++++ RECORDS SUPPLIED

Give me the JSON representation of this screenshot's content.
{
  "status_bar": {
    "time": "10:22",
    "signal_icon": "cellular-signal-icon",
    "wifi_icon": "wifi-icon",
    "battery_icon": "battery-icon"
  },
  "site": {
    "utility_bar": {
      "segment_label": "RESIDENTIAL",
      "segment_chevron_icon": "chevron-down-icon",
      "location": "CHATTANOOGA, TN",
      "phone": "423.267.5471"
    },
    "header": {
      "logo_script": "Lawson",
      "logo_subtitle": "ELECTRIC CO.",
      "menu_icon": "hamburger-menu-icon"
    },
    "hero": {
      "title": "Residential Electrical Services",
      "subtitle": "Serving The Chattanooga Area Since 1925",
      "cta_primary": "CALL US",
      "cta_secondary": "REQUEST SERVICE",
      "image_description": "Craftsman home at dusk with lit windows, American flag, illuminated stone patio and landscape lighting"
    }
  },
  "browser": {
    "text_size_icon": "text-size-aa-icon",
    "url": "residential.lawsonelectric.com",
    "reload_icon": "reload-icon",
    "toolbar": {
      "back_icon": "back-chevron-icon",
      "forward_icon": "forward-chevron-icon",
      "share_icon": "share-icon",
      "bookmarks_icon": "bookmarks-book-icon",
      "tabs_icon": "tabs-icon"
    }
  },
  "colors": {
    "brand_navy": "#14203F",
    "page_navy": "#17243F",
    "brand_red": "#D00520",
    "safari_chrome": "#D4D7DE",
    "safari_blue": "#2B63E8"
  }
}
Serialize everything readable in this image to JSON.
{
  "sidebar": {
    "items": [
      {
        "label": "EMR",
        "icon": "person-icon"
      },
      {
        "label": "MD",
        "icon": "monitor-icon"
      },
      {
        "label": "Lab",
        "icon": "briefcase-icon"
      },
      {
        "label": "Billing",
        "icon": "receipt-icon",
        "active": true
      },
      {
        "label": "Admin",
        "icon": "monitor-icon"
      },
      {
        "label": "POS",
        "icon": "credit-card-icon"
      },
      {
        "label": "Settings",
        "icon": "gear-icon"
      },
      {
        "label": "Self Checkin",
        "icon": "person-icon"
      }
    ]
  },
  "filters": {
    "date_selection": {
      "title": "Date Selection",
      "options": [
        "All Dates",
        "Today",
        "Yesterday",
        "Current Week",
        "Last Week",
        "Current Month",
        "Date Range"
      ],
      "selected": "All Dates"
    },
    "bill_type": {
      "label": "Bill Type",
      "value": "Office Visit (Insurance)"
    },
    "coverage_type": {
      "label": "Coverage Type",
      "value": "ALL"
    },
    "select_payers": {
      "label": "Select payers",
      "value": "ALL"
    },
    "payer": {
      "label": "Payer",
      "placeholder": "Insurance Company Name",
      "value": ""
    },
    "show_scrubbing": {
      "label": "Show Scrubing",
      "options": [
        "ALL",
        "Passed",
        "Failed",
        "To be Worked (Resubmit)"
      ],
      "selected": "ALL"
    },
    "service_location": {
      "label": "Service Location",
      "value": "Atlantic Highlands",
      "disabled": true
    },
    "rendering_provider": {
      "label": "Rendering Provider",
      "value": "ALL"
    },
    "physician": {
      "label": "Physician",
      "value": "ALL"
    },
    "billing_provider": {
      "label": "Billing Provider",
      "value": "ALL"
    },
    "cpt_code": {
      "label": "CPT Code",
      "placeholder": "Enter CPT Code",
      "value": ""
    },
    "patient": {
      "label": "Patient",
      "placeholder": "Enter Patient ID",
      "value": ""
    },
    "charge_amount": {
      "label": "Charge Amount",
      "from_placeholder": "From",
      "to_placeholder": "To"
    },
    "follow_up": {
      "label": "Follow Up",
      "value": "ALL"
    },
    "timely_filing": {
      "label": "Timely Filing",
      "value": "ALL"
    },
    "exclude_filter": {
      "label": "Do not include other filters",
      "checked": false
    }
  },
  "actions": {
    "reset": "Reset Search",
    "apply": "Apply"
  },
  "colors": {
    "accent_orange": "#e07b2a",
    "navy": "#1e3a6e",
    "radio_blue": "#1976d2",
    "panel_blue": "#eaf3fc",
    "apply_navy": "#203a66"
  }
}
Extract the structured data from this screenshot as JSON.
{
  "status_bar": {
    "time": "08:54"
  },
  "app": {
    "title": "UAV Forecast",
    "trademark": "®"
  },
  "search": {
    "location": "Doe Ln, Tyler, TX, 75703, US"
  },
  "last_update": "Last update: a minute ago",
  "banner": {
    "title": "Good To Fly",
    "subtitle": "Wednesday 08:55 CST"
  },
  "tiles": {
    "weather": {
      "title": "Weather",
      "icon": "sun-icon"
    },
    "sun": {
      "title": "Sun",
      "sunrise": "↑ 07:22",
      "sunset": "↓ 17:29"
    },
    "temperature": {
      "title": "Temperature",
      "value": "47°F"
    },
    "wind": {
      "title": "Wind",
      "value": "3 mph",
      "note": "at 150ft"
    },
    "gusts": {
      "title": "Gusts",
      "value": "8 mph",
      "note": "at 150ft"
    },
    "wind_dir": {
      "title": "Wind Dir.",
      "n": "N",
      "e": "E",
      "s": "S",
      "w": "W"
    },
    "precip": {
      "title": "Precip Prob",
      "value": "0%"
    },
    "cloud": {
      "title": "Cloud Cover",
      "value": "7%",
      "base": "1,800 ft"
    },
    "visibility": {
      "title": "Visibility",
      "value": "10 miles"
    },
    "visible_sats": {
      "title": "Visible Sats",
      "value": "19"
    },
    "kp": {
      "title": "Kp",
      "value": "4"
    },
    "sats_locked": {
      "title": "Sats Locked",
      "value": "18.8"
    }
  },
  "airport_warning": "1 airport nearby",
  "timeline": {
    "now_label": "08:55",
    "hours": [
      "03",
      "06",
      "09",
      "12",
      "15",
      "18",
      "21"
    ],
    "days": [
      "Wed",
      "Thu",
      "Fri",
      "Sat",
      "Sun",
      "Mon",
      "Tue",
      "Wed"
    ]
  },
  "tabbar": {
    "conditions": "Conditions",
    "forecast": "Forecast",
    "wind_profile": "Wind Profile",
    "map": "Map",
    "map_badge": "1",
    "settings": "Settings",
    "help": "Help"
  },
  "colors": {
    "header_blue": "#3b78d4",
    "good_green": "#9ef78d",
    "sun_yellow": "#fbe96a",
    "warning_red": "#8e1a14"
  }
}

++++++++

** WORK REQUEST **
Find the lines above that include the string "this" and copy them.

** ANSWER BOX **
Give me the JSON representation of this screenshot's content.
Serialize everything readable in this image to JSON.
Extract the structured data from this screenshot as JSON.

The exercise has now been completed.